With the fine sable round, I dot in highlights around the eye, this can really add a punch to the eye and make them stand out from the rest of the features.
A Word of Warning…
This doesn’t just happen with one quick swift movement of the brush. As we get into more details of the face there is more room for mistakes and the drawing to go out. It’s amazing how a little change in movement or shape can change the sitter’s look, feel and emotion.
Sometimes you’ll be so close to finishing the painting, then go for one final brushstroke – only for it to go out and you are back to square 1, or so it feels.
This is where the Filbert sables become your best friends, they’re soft and you can subtlety blend edges and not make too drastic changes.
Darkening the background
After looking at the portrait, I felt I could go darker onto the background. I quite like the Raw umber on its own but wanted to show you how much the background can affect your subject.
I use a thin mix of Raw umber and Ivory black and apply it to the background, much like the initial stage when we were just using the Raw umber. I use the number 4 Ivory Filbert to scrub the paint in, I don’t mind if the mix goes over the edge of the hair as it helps to blend it in and bring the face forward.
Notice how the lights suddenly look lighter due to the change in contrast we have created by adding a darker background to the portrait.
Reviewing the Process of Light and Shadow.
The power of a single light source – The old masters used the effectiveness of a single light source to great effect. It is one of the best ways to create depth and form in your paintings, especially in portraits. You’ll find the more light you have on the face the harder it will be to create the illusion of depth.
Flat shadow area – These can be broadly split initially into two area, lights and darks. By simplifying the shadow line shape you can quickly establish a form. Just using simple, flat tones
Leaving the details for later – When you are first beginning you will notice areas of reflected light and details in the shadows. If you learn to resist painting these in, it will help so much in your progress as a painter. You can create a really powerful portrait really simply without having a photorealist finish.
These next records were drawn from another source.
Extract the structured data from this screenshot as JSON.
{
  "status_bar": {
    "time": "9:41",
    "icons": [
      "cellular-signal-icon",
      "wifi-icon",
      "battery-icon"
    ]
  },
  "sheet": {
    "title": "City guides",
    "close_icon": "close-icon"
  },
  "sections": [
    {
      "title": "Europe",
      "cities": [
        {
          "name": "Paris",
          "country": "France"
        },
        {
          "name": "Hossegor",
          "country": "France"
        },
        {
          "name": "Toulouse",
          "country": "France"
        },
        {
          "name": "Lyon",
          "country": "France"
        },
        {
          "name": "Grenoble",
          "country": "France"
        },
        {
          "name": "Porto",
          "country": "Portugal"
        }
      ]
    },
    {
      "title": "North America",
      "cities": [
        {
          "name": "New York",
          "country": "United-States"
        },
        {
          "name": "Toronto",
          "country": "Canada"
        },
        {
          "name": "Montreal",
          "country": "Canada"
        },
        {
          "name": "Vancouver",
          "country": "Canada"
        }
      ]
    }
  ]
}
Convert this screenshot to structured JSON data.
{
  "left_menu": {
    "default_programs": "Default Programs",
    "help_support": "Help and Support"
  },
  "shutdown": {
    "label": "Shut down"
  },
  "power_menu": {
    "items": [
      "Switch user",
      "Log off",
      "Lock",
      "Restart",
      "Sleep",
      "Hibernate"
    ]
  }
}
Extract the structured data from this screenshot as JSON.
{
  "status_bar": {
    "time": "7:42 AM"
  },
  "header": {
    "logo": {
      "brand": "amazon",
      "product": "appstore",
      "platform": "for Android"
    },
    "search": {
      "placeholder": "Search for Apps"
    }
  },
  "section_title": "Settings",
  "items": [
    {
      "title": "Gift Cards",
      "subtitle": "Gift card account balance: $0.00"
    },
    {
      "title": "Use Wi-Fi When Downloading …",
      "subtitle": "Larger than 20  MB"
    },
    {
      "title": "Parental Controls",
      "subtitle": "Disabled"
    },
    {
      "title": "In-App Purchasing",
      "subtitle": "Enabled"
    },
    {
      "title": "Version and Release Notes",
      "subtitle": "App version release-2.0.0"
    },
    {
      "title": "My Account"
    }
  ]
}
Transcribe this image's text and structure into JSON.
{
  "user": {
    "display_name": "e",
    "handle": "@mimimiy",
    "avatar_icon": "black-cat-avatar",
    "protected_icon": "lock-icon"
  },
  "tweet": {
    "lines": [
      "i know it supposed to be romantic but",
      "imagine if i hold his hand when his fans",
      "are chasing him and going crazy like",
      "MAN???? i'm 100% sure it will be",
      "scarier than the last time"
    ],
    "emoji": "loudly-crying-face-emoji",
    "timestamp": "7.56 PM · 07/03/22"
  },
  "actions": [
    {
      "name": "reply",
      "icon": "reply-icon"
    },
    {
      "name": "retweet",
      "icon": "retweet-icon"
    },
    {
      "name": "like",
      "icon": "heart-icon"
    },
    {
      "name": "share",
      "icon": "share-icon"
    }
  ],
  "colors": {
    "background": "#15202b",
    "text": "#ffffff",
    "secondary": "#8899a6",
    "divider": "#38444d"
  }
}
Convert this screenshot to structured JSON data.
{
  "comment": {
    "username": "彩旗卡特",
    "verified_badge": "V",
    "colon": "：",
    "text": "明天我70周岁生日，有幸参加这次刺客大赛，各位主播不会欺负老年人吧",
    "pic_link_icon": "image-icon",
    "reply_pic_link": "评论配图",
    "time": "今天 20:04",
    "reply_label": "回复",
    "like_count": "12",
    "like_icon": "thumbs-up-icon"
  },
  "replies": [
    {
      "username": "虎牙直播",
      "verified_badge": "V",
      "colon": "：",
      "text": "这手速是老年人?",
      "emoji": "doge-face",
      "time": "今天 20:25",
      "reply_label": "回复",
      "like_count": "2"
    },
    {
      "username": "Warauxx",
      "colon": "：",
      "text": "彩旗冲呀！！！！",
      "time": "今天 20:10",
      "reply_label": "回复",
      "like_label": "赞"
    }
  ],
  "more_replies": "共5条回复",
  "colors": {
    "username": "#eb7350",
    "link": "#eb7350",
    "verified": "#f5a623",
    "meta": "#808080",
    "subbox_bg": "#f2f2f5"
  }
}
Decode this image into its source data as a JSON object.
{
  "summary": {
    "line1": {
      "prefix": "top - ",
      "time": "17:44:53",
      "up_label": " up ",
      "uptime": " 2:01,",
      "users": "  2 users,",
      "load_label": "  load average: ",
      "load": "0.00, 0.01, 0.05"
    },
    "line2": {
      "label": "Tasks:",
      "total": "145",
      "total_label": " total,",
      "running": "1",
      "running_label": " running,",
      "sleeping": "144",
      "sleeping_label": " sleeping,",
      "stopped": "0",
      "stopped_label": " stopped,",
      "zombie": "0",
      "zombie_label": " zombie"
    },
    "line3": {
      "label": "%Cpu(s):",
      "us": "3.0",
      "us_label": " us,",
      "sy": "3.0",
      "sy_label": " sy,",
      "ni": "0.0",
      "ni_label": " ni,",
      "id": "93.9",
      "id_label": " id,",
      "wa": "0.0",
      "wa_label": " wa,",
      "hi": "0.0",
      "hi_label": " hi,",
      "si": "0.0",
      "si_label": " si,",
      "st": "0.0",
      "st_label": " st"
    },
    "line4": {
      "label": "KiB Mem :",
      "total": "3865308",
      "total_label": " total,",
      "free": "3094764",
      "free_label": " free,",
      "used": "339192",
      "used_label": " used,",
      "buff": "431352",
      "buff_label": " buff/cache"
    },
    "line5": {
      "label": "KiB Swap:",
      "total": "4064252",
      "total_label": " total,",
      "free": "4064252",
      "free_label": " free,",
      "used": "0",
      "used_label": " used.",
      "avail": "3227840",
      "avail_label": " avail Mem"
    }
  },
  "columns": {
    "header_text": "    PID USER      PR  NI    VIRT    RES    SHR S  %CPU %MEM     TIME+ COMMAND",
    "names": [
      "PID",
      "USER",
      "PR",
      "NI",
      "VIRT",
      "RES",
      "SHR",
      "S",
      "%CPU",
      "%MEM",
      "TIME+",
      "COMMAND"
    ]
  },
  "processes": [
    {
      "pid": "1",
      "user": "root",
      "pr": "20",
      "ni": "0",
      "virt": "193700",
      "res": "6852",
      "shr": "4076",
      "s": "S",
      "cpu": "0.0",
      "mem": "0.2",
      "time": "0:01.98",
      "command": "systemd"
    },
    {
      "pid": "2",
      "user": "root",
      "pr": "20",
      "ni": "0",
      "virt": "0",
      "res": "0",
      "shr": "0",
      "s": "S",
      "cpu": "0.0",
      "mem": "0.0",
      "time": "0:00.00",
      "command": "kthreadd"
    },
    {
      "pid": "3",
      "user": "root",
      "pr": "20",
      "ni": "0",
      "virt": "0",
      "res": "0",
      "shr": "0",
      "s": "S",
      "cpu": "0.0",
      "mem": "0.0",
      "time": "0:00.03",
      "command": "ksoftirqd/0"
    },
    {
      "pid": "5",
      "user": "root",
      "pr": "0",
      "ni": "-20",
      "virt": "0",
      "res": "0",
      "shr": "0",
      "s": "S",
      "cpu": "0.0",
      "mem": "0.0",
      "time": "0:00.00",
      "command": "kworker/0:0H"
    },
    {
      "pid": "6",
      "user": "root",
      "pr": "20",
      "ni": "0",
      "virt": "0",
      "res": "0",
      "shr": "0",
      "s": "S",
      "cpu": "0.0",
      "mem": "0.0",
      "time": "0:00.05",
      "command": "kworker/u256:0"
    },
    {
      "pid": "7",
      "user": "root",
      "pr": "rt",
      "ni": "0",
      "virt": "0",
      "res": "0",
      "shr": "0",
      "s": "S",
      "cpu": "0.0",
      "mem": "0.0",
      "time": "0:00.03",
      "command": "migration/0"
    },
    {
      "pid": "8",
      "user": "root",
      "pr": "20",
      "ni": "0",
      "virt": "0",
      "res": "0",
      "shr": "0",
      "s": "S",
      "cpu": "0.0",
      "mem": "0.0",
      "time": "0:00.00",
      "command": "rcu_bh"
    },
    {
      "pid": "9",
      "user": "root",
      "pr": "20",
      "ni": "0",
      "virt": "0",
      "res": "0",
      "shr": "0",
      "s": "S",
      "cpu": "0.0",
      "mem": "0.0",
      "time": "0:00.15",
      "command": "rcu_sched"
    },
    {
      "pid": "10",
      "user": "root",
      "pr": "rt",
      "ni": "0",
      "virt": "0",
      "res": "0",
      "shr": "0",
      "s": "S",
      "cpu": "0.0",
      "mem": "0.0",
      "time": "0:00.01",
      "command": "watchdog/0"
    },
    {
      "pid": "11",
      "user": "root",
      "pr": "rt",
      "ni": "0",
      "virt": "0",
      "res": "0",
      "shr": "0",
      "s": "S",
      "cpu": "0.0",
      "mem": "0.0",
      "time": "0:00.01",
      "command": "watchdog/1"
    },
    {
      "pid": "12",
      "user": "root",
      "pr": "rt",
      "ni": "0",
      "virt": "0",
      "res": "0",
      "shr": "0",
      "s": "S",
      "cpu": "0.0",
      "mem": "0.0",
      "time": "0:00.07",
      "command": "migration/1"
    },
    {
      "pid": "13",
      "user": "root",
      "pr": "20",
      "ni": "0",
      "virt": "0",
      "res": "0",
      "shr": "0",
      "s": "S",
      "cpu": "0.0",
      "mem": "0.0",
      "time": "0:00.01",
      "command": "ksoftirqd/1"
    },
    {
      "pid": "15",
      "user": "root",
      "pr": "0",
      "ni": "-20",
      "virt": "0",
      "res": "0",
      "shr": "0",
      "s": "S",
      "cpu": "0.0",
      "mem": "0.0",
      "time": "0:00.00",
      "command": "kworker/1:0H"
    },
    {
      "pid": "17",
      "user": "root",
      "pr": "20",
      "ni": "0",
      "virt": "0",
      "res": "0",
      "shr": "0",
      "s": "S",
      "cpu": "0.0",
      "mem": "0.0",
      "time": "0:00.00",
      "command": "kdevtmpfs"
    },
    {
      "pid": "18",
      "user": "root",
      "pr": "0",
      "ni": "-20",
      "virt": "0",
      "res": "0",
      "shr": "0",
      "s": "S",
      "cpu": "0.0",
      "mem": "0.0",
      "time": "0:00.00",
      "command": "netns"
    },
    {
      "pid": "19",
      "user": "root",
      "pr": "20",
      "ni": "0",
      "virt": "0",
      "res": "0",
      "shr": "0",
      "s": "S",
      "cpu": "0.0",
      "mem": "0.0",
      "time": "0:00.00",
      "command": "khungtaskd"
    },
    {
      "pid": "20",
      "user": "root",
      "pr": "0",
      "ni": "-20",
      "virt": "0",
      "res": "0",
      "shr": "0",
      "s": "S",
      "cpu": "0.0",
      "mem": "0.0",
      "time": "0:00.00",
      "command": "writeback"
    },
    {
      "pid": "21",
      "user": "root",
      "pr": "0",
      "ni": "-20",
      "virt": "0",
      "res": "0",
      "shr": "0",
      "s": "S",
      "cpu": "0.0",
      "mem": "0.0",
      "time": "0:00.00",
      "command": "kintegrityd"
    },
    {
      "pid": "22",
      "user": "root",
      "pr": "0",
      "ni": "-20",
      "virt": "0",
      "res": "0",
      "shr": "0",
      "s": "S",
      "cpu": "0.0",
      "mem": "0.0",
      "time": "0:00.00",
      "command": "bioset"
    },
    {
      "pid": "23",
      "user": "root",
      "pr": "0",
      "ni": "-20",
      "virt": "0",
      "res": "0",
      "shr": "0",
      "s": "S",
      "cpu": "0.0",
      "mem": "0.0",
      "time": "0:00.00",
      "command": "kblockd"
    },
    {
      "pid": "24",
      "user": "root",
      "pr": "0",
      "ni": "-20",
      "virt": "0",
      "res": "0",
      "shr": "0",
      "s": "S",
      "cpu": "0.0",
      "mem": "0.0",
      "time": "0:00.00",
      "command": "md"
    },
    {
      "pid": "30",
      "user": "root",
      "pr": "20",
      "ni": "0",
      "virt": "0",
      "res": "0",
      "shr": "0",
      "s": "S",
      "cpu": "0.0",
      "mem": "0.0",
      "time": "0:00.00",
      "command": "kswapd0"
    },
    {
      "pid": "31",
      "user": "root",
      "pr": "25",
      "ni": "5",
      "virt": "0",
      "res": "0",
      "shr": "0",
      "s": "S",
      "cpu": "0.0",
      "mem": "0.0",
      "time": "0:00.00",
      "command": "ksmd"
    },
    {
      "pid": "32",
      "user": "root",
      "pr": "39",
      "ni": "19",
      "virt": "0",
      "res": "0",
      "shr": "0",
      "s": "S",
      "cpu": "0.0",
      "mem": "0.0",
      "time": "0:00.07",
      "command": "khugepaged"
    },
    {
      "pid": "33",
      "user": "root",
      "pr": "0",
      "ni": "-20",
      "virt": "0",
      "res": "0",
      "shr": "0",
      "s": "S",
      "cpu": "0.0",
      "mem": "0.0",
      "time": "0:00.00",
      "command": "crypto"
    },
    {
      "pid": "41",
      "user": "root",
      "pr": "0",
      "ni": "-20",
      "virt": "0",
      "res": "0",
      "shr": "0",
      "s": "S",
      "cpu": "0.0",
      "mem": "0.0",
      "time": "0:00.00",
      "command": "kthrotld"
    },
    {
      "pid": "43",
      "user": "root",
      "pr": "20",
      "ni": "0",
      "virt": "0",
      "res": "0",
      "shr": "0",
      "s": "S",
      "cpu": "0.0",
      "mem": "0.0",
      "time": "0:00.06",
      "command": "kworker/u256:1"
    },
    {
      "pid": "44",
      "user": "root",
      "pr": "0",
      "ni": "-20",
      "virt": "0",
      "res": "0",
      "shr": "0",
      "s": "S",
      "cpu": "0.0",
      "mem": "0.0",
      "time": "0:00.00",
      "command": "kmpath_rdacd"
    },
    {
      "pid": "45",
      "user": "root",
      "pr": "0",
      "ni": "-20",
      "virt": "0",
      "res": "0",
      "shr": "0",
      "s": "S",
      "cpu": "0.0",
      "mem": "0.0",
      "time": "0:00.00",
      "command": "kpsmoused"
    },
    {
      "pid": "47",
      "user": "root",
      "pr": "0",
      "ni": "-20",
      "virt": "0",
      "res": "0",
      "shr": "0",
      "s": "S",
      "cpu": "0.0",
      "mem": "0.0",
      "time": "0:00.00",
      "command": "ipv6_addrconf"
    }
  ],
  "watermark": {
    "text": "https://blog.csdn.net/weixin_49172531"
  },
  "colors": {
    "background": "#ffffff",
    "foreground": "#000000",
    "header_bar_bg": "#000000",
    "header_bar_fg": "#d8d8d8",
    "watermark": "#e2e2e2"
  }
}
Keeping your edges soft – I keep the edges soft and only sharpen the areas I want the viewer to focus on. This is a Classical technique to create the illusion of realism.
Work from Large forms to Small forms – It will be tempting to paint the eyes as soon as you begin, but getting the general shapes and modelling the form will pay dividends later in the painting. Adding the white highlights should be left until the end.
Glazing for subtlety – When you first start using glazes they can be addictive and if you’re not careful, you can end up with the ‘Tom Jones’ effect ( see – How to choose a basic portrait palette for oils) so tread carefully and they can give some amazing results.
So now we have the finished painting, I could, of course, carry on refining with glazes to get a more realist finish.
However, as an impressionist starting point when working with Oils, I am happy to leave it at this stage and sometimes with paintings, it’s knowing when to stop that’s the hardest bit.
If you have any questions about painting a black and white portrait, let me know in the comments below. Students have been achieving some fantastic results, I’d love to hear how anybody else has got on.
(I now have a 6+hr Oil Portrait Video Course that covers a distilled grisaille process and full-colour glazing demos for two portraits. You can watch a video intro on this page : Oil Portrait Glazing Course)
How to paint a black & white portrait in Oils
Have you been practising your portrait drawing for years, yet making the jump to oil portrait painting always seems to end in an underwhelming finish?
Or do you walk around portrait galleries in awe with the question, ‘How do they do that?’
Maybe you’re frustrated by your process and don’t know how to change it.
Portraits can seem like the toughest subject to crack, and your efforts can easily dishearten you. One wrong brushstroke can cause a subject to suddenly look ‘wrong’, panic sets in – your pencils get sharpened, charcoal out and you don’t come back to painting for a while.
But you don’t want to draw anymore, you want to paint.